|U.S. Classification||359/237, 359/290, 257/E23.114|
|International Classification||B81B7/00, H01L23/552|
|Cooperative Classification||B81B7/0067, H01L2924/0002, H01L23/552|
|European Classification||H01L23/552, B81B7/00P12|
|Nov 9, 2001||AS||Assignment|
Owner name: TEXAS INSTRUMENTS INCORPORATED, TEXAS
Free format text: ASSIGNMENT OF ASSIGNORS INTEREST;ASSIGNORS:LIU, JWEI WIEN;KOCIAN, THOMAS A.;REEL/FRAME:012323/0675;SIGNING DATES FROM 20011011 TO 20011013
|Jan 4, 2008||FPAY||Fee payment|
Year of fee payment: 4
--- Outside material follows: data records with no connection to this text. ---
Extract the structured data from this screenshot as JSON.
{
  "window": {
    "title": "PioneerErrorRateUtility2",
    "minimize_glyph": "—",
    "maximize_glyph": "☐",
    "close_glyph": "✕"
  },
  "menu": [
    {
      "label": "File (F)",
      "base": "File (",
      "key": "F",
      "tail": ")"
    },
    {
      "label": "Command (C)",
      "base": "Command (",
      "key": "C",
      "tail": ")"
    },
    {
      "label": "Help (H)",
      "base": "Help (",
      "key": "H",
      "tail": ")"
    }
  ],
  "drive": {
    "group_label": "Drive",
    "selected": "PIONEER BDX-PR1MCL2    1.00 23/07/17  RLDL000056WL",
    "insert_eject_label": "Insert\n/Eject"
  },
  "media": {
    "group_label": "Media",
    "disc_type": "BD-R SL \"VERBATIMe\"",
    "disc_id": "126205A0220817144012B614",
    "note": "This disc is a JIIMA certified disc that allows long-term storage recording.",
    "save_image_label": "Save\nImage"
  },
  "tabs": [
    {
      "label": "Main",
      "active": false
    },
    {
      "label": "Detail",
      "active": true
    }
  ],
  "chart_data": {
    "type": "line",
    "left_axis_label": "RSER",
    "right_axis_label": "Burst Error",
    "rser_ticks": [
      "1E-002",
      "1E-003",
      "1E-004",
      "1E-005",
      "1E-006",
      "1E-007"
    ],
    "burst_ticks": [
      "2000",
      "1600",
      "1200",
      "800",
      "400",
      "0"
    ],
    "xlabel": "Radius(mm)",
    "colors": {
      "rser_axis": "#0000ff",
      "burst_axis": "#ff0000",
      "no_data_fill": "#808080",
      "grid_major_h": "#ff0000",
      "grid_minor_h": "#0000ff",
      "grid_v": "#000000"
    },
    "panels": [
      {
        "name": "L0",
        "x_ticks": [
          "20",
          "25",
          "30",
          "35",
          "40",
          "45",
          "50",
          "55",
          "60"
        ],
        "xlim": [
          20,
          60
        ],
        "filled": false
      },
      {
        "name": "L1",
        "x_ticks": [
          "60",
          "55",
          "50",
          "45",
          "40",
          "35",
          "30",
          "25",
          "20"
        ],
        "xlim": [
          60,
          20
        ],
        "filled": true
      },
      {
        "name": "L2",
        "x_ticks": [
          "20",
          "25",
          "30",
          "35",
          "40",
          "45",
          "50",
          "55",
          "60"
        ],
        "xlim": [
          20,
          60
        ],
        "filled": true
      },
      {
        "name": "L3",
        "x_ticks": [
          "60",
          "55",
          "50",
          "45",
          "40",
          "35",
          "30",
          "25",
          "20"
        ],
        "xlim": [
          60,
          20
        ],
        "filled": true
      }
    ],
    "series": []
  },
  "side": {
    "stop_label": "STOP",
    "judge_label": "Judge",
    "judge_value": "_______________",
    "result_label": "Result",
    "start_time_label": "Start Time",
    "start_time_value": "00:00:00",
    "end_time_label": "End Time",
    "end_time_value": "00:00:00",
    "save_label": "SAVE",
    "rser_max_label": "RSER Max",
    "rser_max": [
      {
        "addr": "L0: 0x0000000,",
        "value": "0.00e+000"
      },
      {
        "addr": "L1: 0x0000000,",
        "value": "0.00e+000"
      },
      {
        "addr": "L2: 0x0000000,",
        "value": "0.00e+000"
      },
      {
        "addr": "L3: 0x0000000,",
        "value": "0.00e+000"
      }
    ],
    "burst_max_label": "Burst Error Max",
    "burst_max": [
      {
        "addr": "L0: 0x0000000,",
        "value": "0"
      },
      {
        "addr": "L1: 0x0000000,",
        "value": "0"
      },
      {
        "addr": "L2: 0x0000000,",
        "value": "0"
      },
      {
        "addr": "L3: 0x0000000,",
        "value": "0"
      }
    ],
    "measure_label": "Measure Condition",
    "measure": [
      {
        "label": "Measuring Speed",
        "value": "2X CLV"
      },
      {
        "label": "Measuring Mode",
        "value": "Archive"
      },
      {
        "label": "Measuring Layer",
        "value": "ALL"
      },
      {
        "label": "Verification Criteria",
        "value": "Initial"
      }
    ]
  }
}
|Dec 29, 2011||FPAY||Fee payment|
Year of fee payment: 8